I heard the antelopes ricocheting off the elephants as they came stampeding down the hallway to my room.
Somewhere a two way radio chirped, “Patient is showing over 300”.
I looked up at all of them, looked around, and asked, “Which patient?”
“Patient is fine, asymptomatic”
“But he’s showing over 300!”
“And he’s sitting here, talking to us.”
Thus began my first bit out of ICU, where I’d been for a few days as a result of some complications of surgery.
Leigh, the charge nurse, took over and said to whoever was on the radio, “He’s okay, I know him.”
And the main reason we’d gotten into this mess was because they’d wanted me out of ICU, and I had to go to the bathroom.
I’d looked around for the nurse call button (because in ICU they don’t want you going to the bathroom without someone there in case you fall), saw that the call button was in a very poorly designed spot, and swung my legs over the side of the bed so I could turn to the left far enough to reach it. They’d just put some kind of a new monitoring system on me about the size of an iPhone, and sure enough, it had transmitted a message to whatever was monitoring me that it was rather annoyed with something. That message was picked up by someone manning a monitor in another building, who’d called for a “Rapid Response Team” to come tearing down the hall to see why my pulse was reading 300.
They were all baffled – the numbers indicated that I should be anything other than sitting there on the edge of the bed chatting coherently with them, and I had to tell them exactly what happened… “I needed to go to the bathroom, and wanted to push the nurse’s button, but the bed’s so weird you can’t reach it without breaking your arm, so I sat up, swung my legs over, and then heard a herd of elephants racing down the hall.”
“Well, there were some gazelles in there, too” said one of the svelte, non-elephantine members of the medical staff.
I agreed, there were.
They tried to figure out what to do, given that my pulse was clearly showing higher than it had any right to be, and I was still sitting there, chatting with them, coherently…
A few more radio calls were made, the person on the other end was finally, laboriously convinced that I was really, truly, sitting up and alive (I said hi to them on the radio, finally), but someone decided that because of all this I wasn’t actually ready to be out of ICU yet, so they called down, found they were just finishing up cleaning up and sanitizing my room from when I’d been there about a half hour before, and decided to take me back.
So we piled all the personal items back on the bed, just left me on it – they decided to hook up an oxygen tank just in case, and then we all paraded down to the sixth floor where I headed back to room 657, and we sat there – oxygen tank, personal stuff, and me all on the bed, waiting in the hallway till the room aired out from the sanitizing chemicals.

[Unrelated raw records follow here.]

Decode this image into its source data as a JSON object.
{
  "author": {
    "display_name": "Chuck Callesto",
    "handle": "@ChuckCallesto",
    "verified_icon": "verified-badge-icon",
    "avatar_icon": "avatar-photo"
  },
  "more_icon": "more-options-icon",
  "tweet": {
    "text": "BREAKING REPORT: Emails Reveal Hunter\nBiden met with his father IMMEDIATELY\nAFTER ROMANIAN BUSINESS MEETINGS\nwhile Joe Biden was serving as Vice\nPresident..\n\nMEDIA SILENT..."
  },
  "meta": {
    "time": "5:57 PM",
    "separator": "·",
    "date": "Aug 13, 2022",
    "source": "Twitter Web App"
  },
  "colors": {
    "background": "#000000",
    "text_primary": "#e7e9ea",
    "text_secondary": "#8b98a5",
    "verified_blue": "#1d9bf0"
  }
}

It’d look bad, ya know, to have me have lung issues in ICU because of the chemicals they used there…
We worked together to move me out of the non-ICU bed into the ICU one, got me all hooked up to the various monitors, got everything situated, and just as the nurse was leaving the room, I realized that the one thing that had gotten me back there hadn’t happened yet.
I still had to go to the bathroom.